For a long time now, the use of digital working tools such as telephone and video conferencing in particular has been indispensable in the working world of all companies. If they have so far mainly served to effectively organise operational work, they are becoming extremely important in these times of the corona pandemic in order to be able to maintain everyday working life at all. One area of labour law has so far lagged far behind digital communication - at least in statutory terms - namely co-determination under works constitution law. In order to guarantee the ability of works councils to work even in the current corona crisis, the German Bundestag has now passed (temporary) new regulations.
The question of whether works councils can hold meetings in the form of telephone or video conferences and thereby effectively pass resolutions has been the subject of intense debate in the literature for some years now. In principle, decisions of the works council can only be taken at a proper works council meeting. Pursuant to Section 33 (1) of the German Works Constitution Act (Betriebsverfassungsgesetz, BetrVG), they must be adopted by a majority of the votes of the
members present. Due to the attendance requirement, resolutions may not be passed by circulation. A considerable number of literature opinions consider works council meetings by means of video conferencing to be inadmissible. These opinions are mainly based on the justification that this would violate the attendance requirement for the vote pursuant to Section 33 (1) BetrVG, as well as the principle of non-publicity codified in Section 30 (4) BetrVG. Others, however, assume that virtual works council meetings and votes are admissible if the vote is open and all works council members are involved.
The German Works Constitution Act simply does not provide for works council meetings via video or telephone conferences. The Act is based on real works council meetings. The current corona crisis makes it clear once again that this is no longer appropriate. Although the fact that works council members are not on site due to the closure of their plants or work from home to avoid personal contacts is a particularly exceptional situation, it highlights the need for the use of digital means of communication in works council work as well.
Decisions of the works council are only effective if the meeting is formally and properly conducted.
Companies/undertakings often - even before the corona pandemic - use arrangements whereby both the employer and the works council contractually undertake not to complain about the formal ineffectiveness of works council decisions as a workaround solution. Although this is a very widespread practice, it is not entirely risk-free. Even if one adheres to the arrangement and its admissibility and effect, there is still uncertainty as to whether an employee can invoke the invalidity of a works council decision which was made in an incorrect form. An example of this is the works

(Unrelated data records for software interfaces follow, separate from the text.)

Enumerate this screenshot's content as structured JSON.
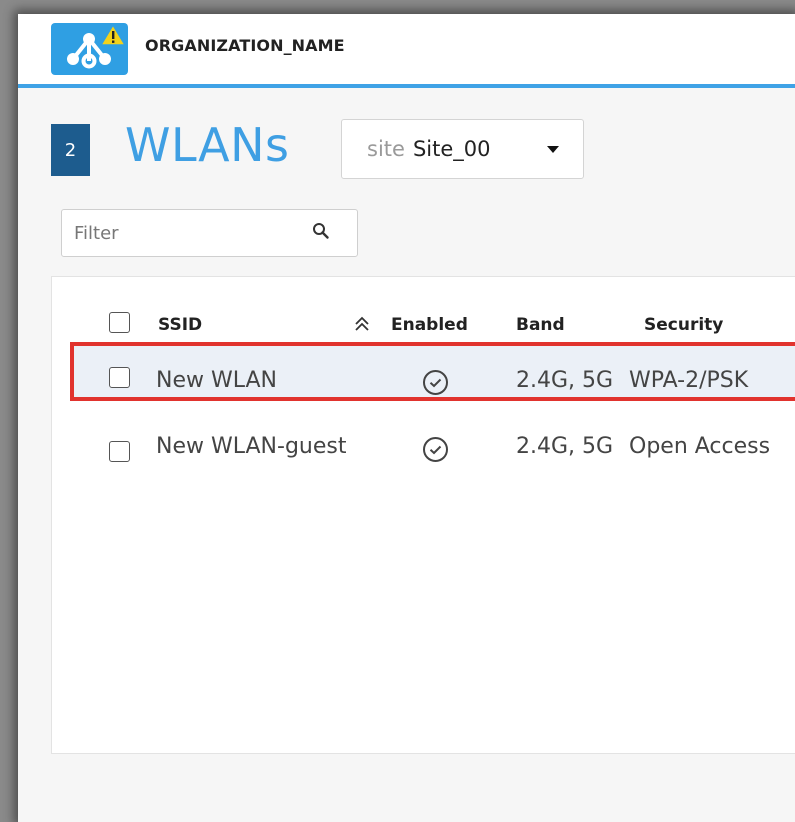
{
  "header": {
    "org_name": "ORGANIZATION_NAME",
    "brand_color": "#2f9fe3",
    "accent_color": "#3fa2e6"
  },
  "page": {
    "count": "2",
    "title": "WLANs"
  },
  "site_selector": {
    "label": "site",
    "value": "Site_00"
  },
  "filter": {
    "placeholder": "Filter",
    "value": ""
  },
  "table": {
    "columns": [
      "SSID",
      "Enabled",
      "Band",
      "Security"
    ],
    "sort_column": "SSID",
    "rows": [
      {
        "ssid": "New WLAN",
        "enabled": true,
        "band": "2.4G, 5G",
        "security": "WPA-2/PSK",
        "selected": true,
        "highlight_color": "#e1332e"
      },
      {
        "ssid": "New WLAN-guest",
        "enabled": true,
        "band": "2.4G, 5G",
        "security": "Open Access",
        "selected": false
      }
    ]
  },
  "icons": {
    "logo": "network-warning-logo-icon",
    "search": "search-icon",
    "sort": "sort-up-icon",
    "enabled": "check-circle-icon",
    "dropdown": "caret-down-icon"
  }
}
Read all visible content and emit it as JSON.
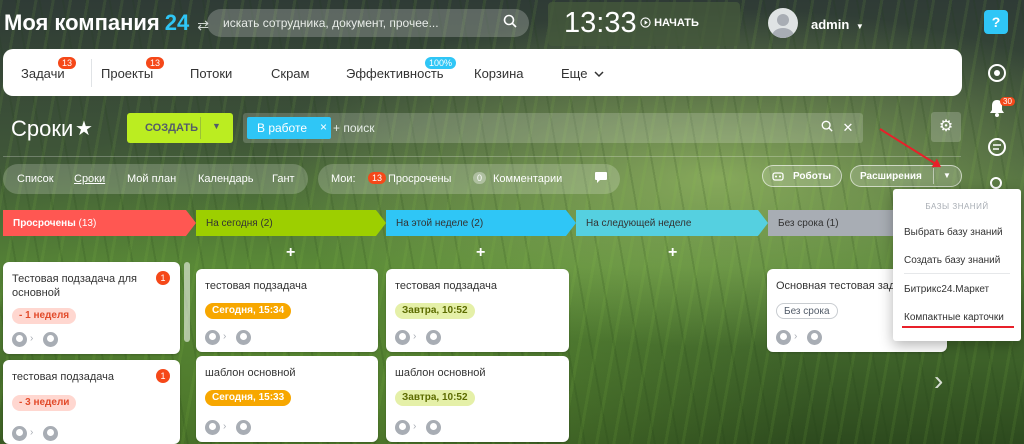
{
  "header": {
    "company": "Моя компания",
    "company_num": "24",
    "swap_glyph": "⇄",
    "search_placeholder": "искать сотрудника, документ, прочее...",
    "time": "13:33",
    "start_label": "НАЧАТЬ",
    "user": "admin",
    "help": "?"
  },
  "rail": {
    "bell_badge": "30"
  },
  "nav": {
    "items": [
      {
        "label": "Задачи",
        "badge": "13"
      },
      {
        "label": "Проекты",
        "badge": "13"
      },
      {
        "label": "Потоки"
      },
      {
        "label": "Скрам"
      },
      {
        "label": "Эффективность",
        "badge": "100%"
      },
      {
        "label": "Корзина"
      },
      {
        "label": "Еще"
      }
    ]
  },
  "toolbar": {
    "title": "Сроки",
    "create": "СОЗДАТЬ",
    "filter_chip": "В работе",
    "filter_placeholder": "+ поиск"
  },
  "views": {
    "items": [
      "Список",
      "Сроки",
      "Мой план",
      "Календарь",
      "Гант"
    ],
    "my_label": "Мои:",
    "overdue_count": "13",
    "overdue_label": "Просрочены",
    "comments_count": "0",
    "comments_label": "Комментарии",
    "robots": "Роботы",
    "extensions": "Расширения"
  },
  "columns": [
    {
      "title": "Просрочены",
      "count": "(13)",
      "color": "#ff5752"
    },
    {
      "title": "На сегодня",
      "count": "(2)",
      "color": "#9dcf00"
    },
    {
      "title": "На этой неделе",
      "count": "(2)",
      "color": "#2fc6f6"
    },
    {
      "title": "На следующей неделе",
      "count": "",
      "color": "#55d0e0"
    },
    {
      "title": "Без срока",
      "count": "(1)",
      "color": "#a8adb4"
    }
  ],
  "cards": {
    "c1": {
      "title": "Тестовая подзадача для основной",
      "badge": "1",
      "deadline": "- 1 неделя"
    },
    "c2": {
      "title": "тестовая подзадача",
      "badge": "1",
      "deadline": "- 3 недели"
    },
    "c3": {
      "title": "тестовая подзадача",
      "deadline": "Сегодня, 15:34"
    },
    "c4": {
      "title": "шаблон основной",
      "deadline": "Сегодня, 15:33"
    },
    "c5": {
      "title": "тестовая подзадача",
      "deadline": "Завтра, 10:52"
    },
    "c6": {
      "title": "шаблон основной",
      "deadline": "Завтра, 10:52"
    },
    "c7": {
      "title": "Основная тестовая задача",
      "deadline": "Без срока"
    }
  },
  "menu": {
    "header": "БАЗЫ ЗНАНИЙ",
    "items": [
      "Выбрать базу знаний",
      "Создать базу знаний",
      "Битрикс24.Маркет",
      "Компактные карточки"
    ]
  },
  "icons": {
    "search": "search-icon",
    "play": "play-icon",
    "star": "star-icon",
    "gear": "gear-icon",
    "close": "close-icon",
    "chat": "chat-icon",
    "bell": "bell-icon",
    "chevron": "chevron-right-icon"
  }
}
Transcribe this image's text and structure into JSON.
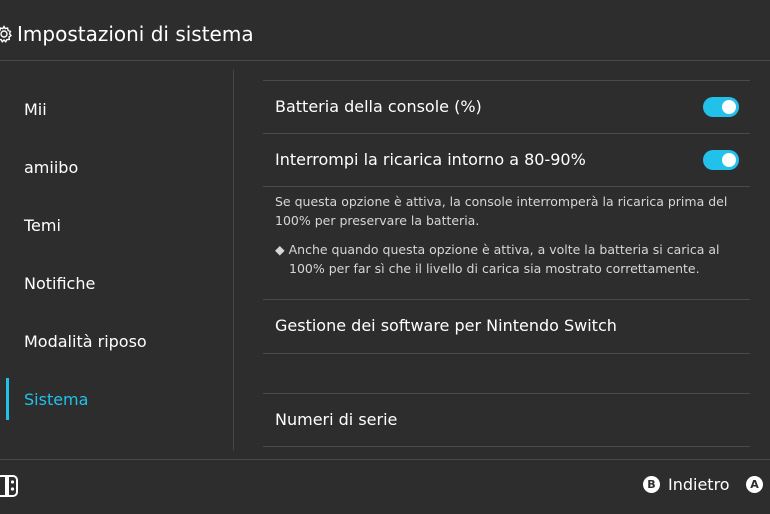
{
  "header": {
    "title": "Impostazioni di sistema",
    "icon": "gear-icon"
  },
  "sidebar": {
    "items": [
      {
        "label": "Mii"
      },
      {
        "label": "amiibo"
      },
      {
        "label": "Temi"
      },
      {
        "label": "Notifiche"
      },
      {
        "label": "Modalità riposo"
      },
      {
        "label": "Sistema",
        "active": true
      }
    ]
  },
  "main": {
    "battery_percent": {
      "label": "Batteria della console (%)",
      "toggle_on": true
    },
    "stop_charging": {
      "label": "Interrompi la ricarica intorno a 80-90%",
      "toggle_on": true
    },
    "description": "Se questa opzione è attiva, la console interromperà la ricarica prima del 100% per preservare la batteria.",
    "note_bullet": "◆",
    "note": "Anche quando questa opzione è attiva, a volte la batteria si carica al 100% per far sì che il livello di carica sia mostrato correttamente.",
    "software_management": {
      "label": "Gestione dei software per Nintendo Switch"
    },
    "serial_numbers": {
      "label": "Numeri di serie"
    }
  },
  "footer": {
    "back_button_glyph": "B",
    "back_label": "Indietro",
    "a_button_glyph": "A"
  },
  "colors": {
    "accent": "#22c1ea",
    "background": "#2d2d2d",
    "divider": "#4a4a4a"
  }
}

council's decision by video conference during a works council hearing on an intended termination. According to the case law of the Federal Labour Court, the arrangement only entitles and obliges the employer and the works council to act at the level of works constitution law, whereas the arrangement does not have any normative effect with regard to the employment relationships of the employees. There is therefore an increased risk of legal action by employees or other third parties such as the Employment Agency.
In this context, and in order to ensure that works councils are able to continue to operate during the corona pandemic, the German Bundestag passed an amendment to the Works Constitution Act on 23 April 2020 with the "Work of Tomorrow" Act (Arbeit-von-morgen-Gesetz). The Act contains further adjustments as a reaction of the Federal Government to the corona crisis.
Within the framework of a ministerial declaration, the Federal Minister of Labour had already stated in March that his department was of the opinion that participation in a works council meeting by means of video or telephone conference, including online applications such as WebEx meetings or Skype, should be admissible in the current situation. This applies both to the participation of individual works council members using these tools or to a virtual works council meeting. Decisions adopted at such a meeting shall be effective (https://www.bmas.de/DE/Presse/Meldungen/2020/arbeit-der-betriebsraete-unterstuetzen.html).
The draft of the legal basis has now been submitted, which provides for an amendment to the Works Constitution Act. The German Bundesrat will vote on the corresponding act of objection (Einspruchsgesetz) in its session on 15 May 2020.
The plan is to give works councils the opportunity to adopt decisions also by means of video and telephone conference as long as it is ensured that third parties cannot take note of the contents of the meeting, with the introduction of a new Section 129 BetrVG, A recording shall not be permitted. The rule is to apply provisionally to works councils until 31 December 2020 and is to take effect retroactively from 1 March 2020, so that decisions already adopted virtually may be legally effective. This also applies to conciliation committees in order to ensure that works councils are able to act and reach a quorum, while at the same time preventing health risks arising from attendance meetings. For a limited period until the end of the year, it should also be possible to hold works meetings audio-visually.
Corresponding amendments are also planned in the German Federal Staff Representation Act (Bundespersonalvertretungsgesetz, BPersVG) and in the various Land Staff Representation Acts (Landespersonalvertretungsgesetz, LPersVG).
Even though this change in the law is certainly to be welcomed, the question arises as to why digital decision-making is now only permitted for a limited period until the end of the year. It would be more desirable for both works councils and employers to be able to take advantage of such an opening clause also for periods after the corona pandemic. The corresponding change is all the more necessary for the period beyond 31 December 2020, since the temporary amendment that has now been passed should be an indication that the previous BetrVG - at least as the legislator understands it - does not actually permit digital decision-making.